YOUR ASSIGNMENT — Each record below should be written out again exactly.

Dataset rows describing interfaces
────────────────────
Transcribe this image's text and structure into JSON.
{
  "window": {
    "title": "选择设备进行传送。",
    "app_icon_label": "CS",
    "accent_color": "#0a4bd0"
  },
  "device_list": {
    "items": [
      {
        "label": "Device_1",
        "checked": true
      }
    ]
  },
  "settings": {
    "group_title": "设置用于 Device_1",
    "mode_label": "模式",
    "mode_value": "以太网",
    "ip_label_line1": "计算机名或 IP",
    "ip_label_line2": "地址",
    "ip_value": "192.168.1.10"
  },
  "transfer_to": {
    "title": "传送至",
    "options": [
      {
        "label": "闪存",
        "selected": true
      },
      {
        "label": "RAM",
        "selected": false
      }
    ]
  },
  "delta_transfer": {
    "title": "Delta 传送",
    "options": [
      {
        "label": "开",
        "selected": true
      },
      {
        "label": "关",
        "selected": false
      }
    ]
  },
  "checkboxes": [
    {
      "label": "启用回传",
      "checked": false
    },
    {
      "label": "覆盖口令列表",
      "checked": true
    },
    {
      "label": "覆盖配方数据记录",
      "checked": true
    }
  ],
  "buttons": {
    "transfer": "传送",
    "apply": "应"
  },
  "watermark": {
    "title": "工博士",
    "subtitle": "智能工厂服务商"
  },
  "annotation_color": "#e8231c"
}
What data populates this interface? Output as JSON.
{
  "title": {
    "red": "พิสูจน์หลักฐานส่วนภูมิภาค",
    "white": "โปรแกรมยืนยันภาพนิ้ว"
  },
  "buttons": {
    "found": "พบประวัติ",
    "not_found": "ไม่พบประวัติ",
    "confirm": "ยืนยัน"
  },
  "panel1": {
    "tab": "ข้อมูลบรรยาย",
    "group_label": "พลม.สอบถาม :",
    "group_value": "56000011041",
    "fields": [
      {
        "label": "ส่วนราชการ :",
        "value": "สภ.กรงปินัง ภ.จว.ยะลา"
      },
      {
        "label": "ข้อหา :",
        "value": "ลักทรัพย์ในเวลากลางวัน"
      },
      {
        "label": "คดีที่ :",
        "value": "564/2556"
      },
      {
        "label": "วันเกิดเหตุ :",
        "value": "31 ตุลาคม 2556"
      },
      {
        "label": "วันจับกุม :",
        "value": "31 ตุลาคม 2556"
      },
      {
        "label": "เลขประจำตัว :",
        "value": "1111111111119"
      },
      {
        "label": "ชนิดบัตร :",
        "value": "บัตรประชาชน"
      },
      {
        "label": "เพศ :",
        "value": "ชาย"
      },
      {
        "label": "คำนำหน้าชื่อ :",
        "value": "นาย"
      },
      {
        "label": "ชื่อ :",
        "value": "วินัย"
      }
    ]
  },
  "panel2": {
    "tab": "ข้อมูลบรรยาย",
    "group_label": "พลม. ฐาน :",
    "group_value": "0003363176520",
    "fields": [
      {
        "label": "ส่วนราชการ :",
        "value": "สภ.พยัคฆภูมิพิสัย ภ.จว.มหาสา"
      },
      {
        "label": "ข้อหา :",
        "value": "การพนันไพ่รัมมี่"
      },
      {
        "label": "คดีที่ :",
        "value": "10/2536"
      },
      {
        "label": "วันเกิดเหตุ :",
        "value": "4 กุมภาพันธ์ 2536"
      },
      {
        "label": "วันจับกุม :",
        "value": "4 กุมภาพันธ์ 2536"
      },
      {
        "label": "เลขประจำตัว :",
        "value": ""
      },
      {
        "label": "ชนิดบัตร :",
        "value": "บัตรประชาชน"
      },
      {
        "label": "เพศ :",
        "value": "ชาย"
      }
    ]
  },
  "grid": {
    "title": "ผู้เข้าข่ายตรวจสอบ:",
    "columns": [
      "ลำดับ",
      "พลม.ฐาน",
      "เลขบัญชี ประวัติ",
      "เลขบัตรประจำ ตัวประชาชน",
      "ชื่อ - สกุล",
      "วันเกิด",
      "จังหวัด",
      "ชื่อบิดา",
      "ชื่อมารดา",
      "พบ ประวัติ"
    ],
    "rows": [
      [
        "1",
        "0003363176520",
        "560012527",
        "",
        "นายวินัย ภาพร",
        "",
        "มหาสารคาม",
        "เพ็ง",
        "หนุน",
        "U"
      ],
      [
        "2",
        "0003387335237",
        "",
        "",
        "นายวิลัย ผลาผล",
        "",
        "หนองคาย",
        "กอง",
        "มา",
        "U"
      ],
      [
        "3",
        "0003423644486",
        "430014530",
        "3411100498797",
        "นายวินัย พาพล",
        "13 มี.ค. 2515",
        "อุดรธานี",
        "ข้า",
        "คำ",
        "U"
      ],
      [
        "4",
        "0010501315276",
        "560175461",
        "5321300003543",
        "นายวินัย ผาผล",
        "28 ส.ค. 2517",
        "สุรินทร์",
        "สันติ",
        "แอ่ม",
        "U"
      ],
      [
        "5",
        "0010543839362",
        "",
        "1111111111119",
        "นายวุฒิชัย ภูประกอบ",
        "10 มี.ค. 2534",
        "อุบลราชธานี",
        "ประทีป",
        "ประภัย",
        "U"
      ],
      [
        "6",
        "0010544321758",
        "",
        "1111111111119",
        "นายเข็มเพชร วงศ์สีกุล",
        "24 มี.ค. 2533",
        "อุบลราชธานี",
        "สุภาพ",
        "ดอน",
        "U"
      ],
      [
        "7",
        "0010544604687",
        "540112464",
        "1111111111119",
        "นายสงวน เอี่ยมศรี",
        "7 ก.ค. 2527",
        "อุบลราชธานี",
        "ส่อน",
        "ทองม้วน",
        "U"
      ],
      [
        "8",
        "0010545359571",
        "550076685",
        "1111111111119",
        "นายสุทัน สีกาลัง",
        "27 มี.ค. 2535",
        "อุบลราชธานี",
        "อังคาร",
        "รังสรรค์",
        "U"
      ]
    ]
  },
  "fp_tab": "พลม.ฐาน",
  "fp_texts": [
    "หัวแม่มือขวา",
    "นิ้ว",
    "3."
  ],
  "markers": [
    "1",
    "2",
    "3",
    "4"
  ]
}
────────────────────
RESPONSE AREA —
Transcribe this image's text and structure into JSON.
{
  "window": {
    "title": "选择设备进行传送。",
    "app_icon_label": "CS",
    "accent_color": "#0a4bd0"
  },
  "device_list": {
    "items": [
      {
        "label": "Device_1",
        "checked": true
      }
    ]
  },
  "settings": {
    "group_title": "设置用于 Device_1",
    "mode_label": "模式",
    "mode_value": "以太网",
    "ip_label_line1": "计算机名或 IP",
    "ip_label_line2": "地址",
    "ip_value": "192.168.1.10"
  },
  "transfer_to": {
    "title": "传送至",
    "options": [
      {
        "label": "闪存",
        "selected": true
      },
      {
        "label": "RAM",
        "selected": false
      }
    ]
  },
  "delta_transfer": {
    "title": "Delta 传送",
    "options": [
      {
        "label": "开",
        "selected": true
      },
      {
        "label": "关",
        "selected": false
      }
    ]
  },
  "checkboxes": [
    {
      "label": "启用回传",
      "checked": false
    },
    {
      "label": "覆盖口令列表",
      "checked": true
    },
    {
      "label": "覆盖配方数据记录",
      "checked": true
    }
  ],
  "buttons": {
    "transfer": "传送",
    "apply": "应"
  },
  "watermark": {
    "title": "工博士",
    "subtitle": "智能工厂服务商"
  },
  "annotation_color": "#e8231c"
}
What data populates this interface? Output as JSON.
{
  "title": {
    "red": "พิสูจน์หลักฐานส่วนภูมิภาค",
    "white": "โปรแกรมยืนยันภาพนิ้ว"
  },
  "buttons": {
    "found": "พบประวัติ",
    "not_found": "ไม่พบประวัติ",
    "confirm": "ยืนยัน"
  },
  "panel1": {
    "tab": "ข้อมูลบรรยาย",
    "group_label": "พลม.สอบถาม :",
    "group_value": "56000011041",
    "fields": [
      {
        "label": "ส่วนราชการ :",
        "value": "สภ.กรงปินัง ภ.จว.ยะลา"
      },
      {
        "label": "ข้อหา :",
        "value": "ลักทรัพย์ในเวลากลางวัน"
      },
      {
        "label": "คดีที่ :",
        "value": "564/2556"
      },
      {
        "label": "วันเกิดเหตุ :",
        "value": "31 ตุลาคม 2556"
      },
      {
        "label": "วันจับกุม :",
        "value": "31 ตุลาคม 2556"
      },
      {
        "label": "เลขประจำตัว :",
        "value": "1111111111119"
      },
      {
        "label": "ชนิดบัตร :",
        "value": "บัตรประชาชน"
      },
      {
        "label": "เพศ :",
        "value": "ชาย"
      },
      {
        "label": "คำนำหน้าชื่อ :",
        "value": "นาย"
      },
      {
        "label": "ชื่อ :",
        "value": "วินัย"
      }
    ]
  },
  "panel2": {
    "tab": "ข้อมูลบรรยาย",
    "group_label": "พลม. ฐาน :",
    "group_value": "0003363176520",
    "fields": [
      {
        "label": "ส่วนราชการ :",
        "value": "สภ.พยัคฆภูมิพิสัย ภ.จว.มหาสา"
      },
      {
        "label": "ข้อหา :",
        "value": "การพนันไพ่รัมมี่"
      },
      {
        "label": "คดีที่ :",
        "value": "10/2536"
      },
      {
        "label": "วันเกิดเหตุ :",
        "value": "4 กุมภาพันธ์ 2536"
      },
      {
        "label": "วันจับกุม :",
        "value": "4 กุมภาพันธ์ 2536"
      },
      {
        "label": "เลขประจำตัว :",
        "value": ""
      },
      {
        "label": "ชนิดบัตร :",
        "value": "บัตรประชาชน"
      },
      {
        "label": "เพศ :",
        "value": "ชาย"
      }
    ]
  },
  "grid": {
    "title": "ผู้เข้าข่ายตรวจสอบ:",
    "columns": [
      "ลำดับ",
      "พลม.ฐาน",
      "เลขบัญชี ประวัติ",
      "เลขบัตรประจำ ตัวประชาชน",
      "ชื่อ - สกุล",
      "วันเกิด",
      "จังหวัด",
      "ชื่อบิดา",
      "ชื่อมารดา",
      "พบ ประวัติ"
    ],
    "rows": [
      [
        "1",
        "0003363176520",
        "560012527",
        "",
        "นายวินัย ภาพร",
        "",
        "มหาสารคาม",
        "เพ็ง",
        "หนุน",
        "U"
      ],
      [
        "2",
        "0003387335237",
        "",
        "",
        "นายวิลัย ผลาผล",
        "",
        "หนองคาย",
        "กอง",
        "มา",
        "U"
      ],
      [
        "3",
        "0003423644486",
        "430014530",
        "3411100498797",
        "นายวินัย พาพล",
        "13 มี.ค. 2515",
        "อุดรธานี",
        "ข้า",
        "คำ",
        "U"
      ],
      [
        "4",
        "0010501315276",
        "560175461",
        "5321300003543",
        "นายวินัย ผาผล",
        "28 ส.ค. 2517",
        "สุรินทร์",
        "สันติ",
        "แอ่ม",
        "U"
      ],
      [
        "5",
        "0010543839362",
        "",
        "1111111111119",
        "นายวุฒิชัย ภูประกอบ",
        "10 มี.ค. 2534",
        "อุบลราชธานี",
        "ประทีป",
        "ประภัย",
        "U"
      ],
      [
        "6",
        "0010544321758",
        "",
        "1111111111119",
        "นายเข็มเพชร วงศ์สีกุล",
        "24 มี.ค. 2533",
        "อุบลราชธานี",
        "สุภาพ",
        "ดอน",
        "U"
      ],
      [
        "7",
        "0010544604687",
        "540112464",
        "1111111111119",
        "นายสงวน เอี่ยมศรี",
        "7 ก.ค. 2527",
        "อุบลราชธานี",
        "ส่อน",
        "ทองม้วน",
        "U"
      ],
      [
        "8",
        "0010545359571",
        "550076685",
        "1111111111119",
        "นายสุทัน สีกาลัง",
        "27 มี.ค. 2535",
        "อุบลราชธานี",
        "อังคาร",
        "รังสรรค์",
        "U"
      ]
    ]
  },
  "fp_tab": "พลม.ฐาน",
  "fp_texts": [
    "หัวแม่มือขวา",
    "นิ้ว",
    "3."
  ],
  "markers": [
    "1",
    "2",
    "3",
    "4"
  ]
}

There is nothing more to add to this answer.